WHAT IS REQUIRED:
Without the images, output every record exactly as it appears.
[SUPPLIED ENTRIES Boundary: Start]
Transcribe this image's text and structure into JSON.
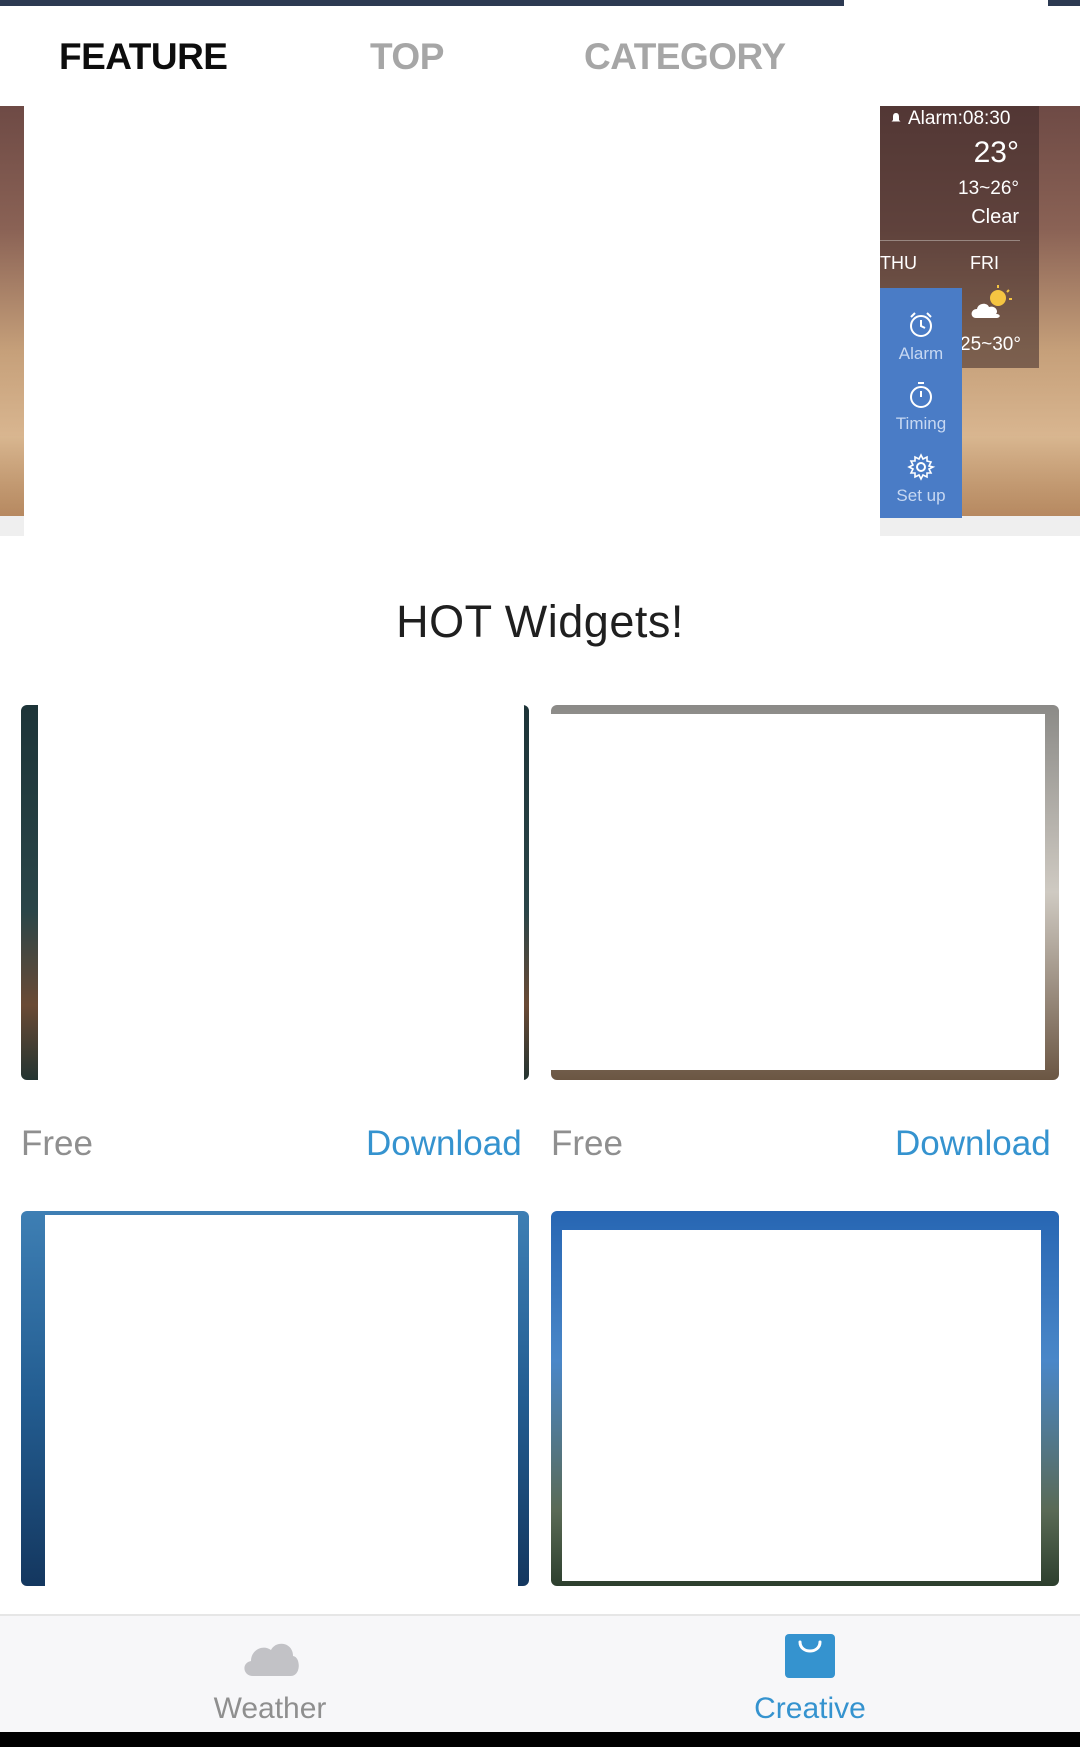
{
  "tabs": [
    {
      "label": "FEATURE",
      "active": true
    },
    {
      "label": "TOP",
      "active": false
    },
    {
      "label": "CATEGORY",
      "active": false
    }
  ],
  "banner": {
    "weather_widget": {
      "alarm": "Alarm:08:30",
      "temperature": "23°",
      "range": "13~26°",
      "condition": "Clear",
      "days": [
        "THU",
        "FRI"
      ],
      "fri_range": "25~30°"
    },
    "side_menu": [
      {
        "label": "Alarm",
        "icon": "alarm-icon"
      },
      {
        "label": "Timing",
        "icon": "timer-icon"
      },
      {
        "label": "Set up",
        "icon": "gear-icon"
      }
    ]
  },
  "section_title": "HOT Widgets!",
  "widgets": [
    {
      "price": "Free",
      "action": "Download"
    },
    {
      "price": "Free",
      "action": "Download"
    }
  ],
  "bottom_nav": [
    {
      "label": "Weather",
      "icon": "cloud-icon",
      "active": false
    },
    {
      "label": "Creative",
      "icon": "shopping-bag-icon",
      "active": true
    }
  ],
  "colors": {
    "accent": "#3593cf",
    "tab_active": "#0d0d0d",
    "tab_inactive": "#a6a6a6",
    "menu_bg": "#4a7cc6"
  }
}
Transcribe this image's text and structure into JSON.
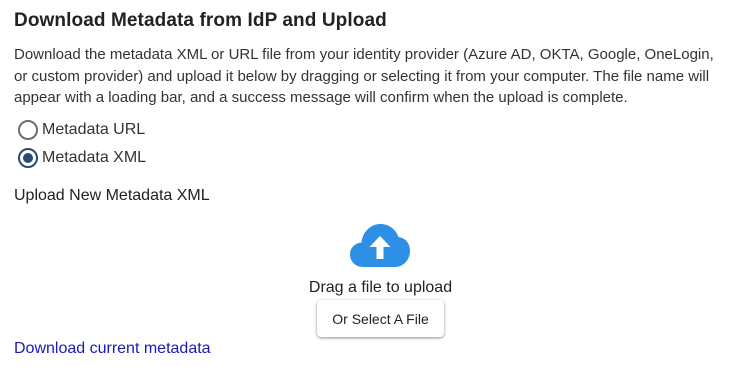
{
  "section": {
    "title": "Download Metadata from IdP and Upload",
    "description": "Download the metadata XML or URL file from your identity provider (Azure AD, OKTA, Google, OneLogin, or custom provider) and upload it below by dragging or selecting it from your computer. The file name will appear with a loading bar, and a success message will confirm when the upload is complete."
  },
  "options": [
    {
      "label": "Metadata URL",
      "selected": false
    },
    {
      "label": "Metadata XML",
      "selected": true
    }
  ],
  "upload": {
    "heading": "Upload New Metadata XML",
    "icon": "cloud-upload-icon",
    "drag_text": "Drag a file to upload",
    "select_button": "Or Select A File"
  },
  "links": {
    "download_current": "Download current metadata"
  },
  "colors": {
    "accent": "#2b4a72",
    "cloud": "#2e8fe6",
    "link": "#1a1ab8"
  }
}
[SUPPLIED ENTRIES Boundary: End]
ANSWER TO THIS PROBLEM:
Transcribe this image's text and structure into JSON.
{
  "tabs": [
    {
      "label": "FEATURE",
      "active": true
    },
    {
      "label": "TOP",
      "active": false
    },
    {
      "label": "CATEGORY",
      "active": false
    }
  ],
  "banner": {
    "weather_widget": {
      "alarm": "Alarm:08:30",
      "temperature": "23°",
      "range": "13~26°",
      "condition": "Clear",
      "days": [
        "THU",
        "FRI"
      ],
      "fri_range": "25~30°"
    },
    "side_menu": [
      {
        "label": "Alarm",
        "icon": "alarm-icon"
      },
      {
        "label": "Timing",
        "icon": "timer-icon"
      },
      {
        "label": "Set up",
        "icon": "gear-icon"
      }
    ]
  },
  "section_title": "HOT Widgets!",
  "widgets": [
    {
      "price": "Free",
      "action": "Download"
    },
    {
      "price": "Free",
      "action": "Download"
    }
  ],
  "bottom_nav": [
    {
      "label": "Weather",
      "icon": "cloud-icon",
      "active": false
    },
    {
      "label": "Creative",
      "icon": "shopping-bag-icon",
      "active": true
    }
  ],
  "colors": {
    "accent": "#3593cf",
    "tab_active": "#0d0d0d",
    "tab_inactive": "#a6a6a6",
    "menu_bg": "#4a7cc6"
  }
}
Transcribe this image's text and structure into JSON.
{
  "section": {
    "title": "Download Metadata from IdP and Upload",
    "description": "Download the metadata XML or URL file from your identity provider (Azure AD, OKTA, Google, OneLogin, or custom provider) and upload it below by dragging or selecting it from your computer. The file name will appear with a loading bar, and a success message will confirm when the upload is complete."
  },
  "options": [
    {
      "label": "Metadata URL",
      "selected": false
    },
    {
      "label": "Metadata XML",
      "selected": true
    }
  ],
  "upload": {
    "heading": "Upload New Metadata XML",
    "icon": "cloud-upload-icon",
    "drag_text": "Drag a file to upload",
    "select_button": "Or Select A File"
  },
  "links": {
    "download_current": "Download current metadata"
  },
  "colors": {
    "accent": "#2b4a72",
    "cloud": "#2e8fe6",
    "link": "#1a1ab8"
  }
}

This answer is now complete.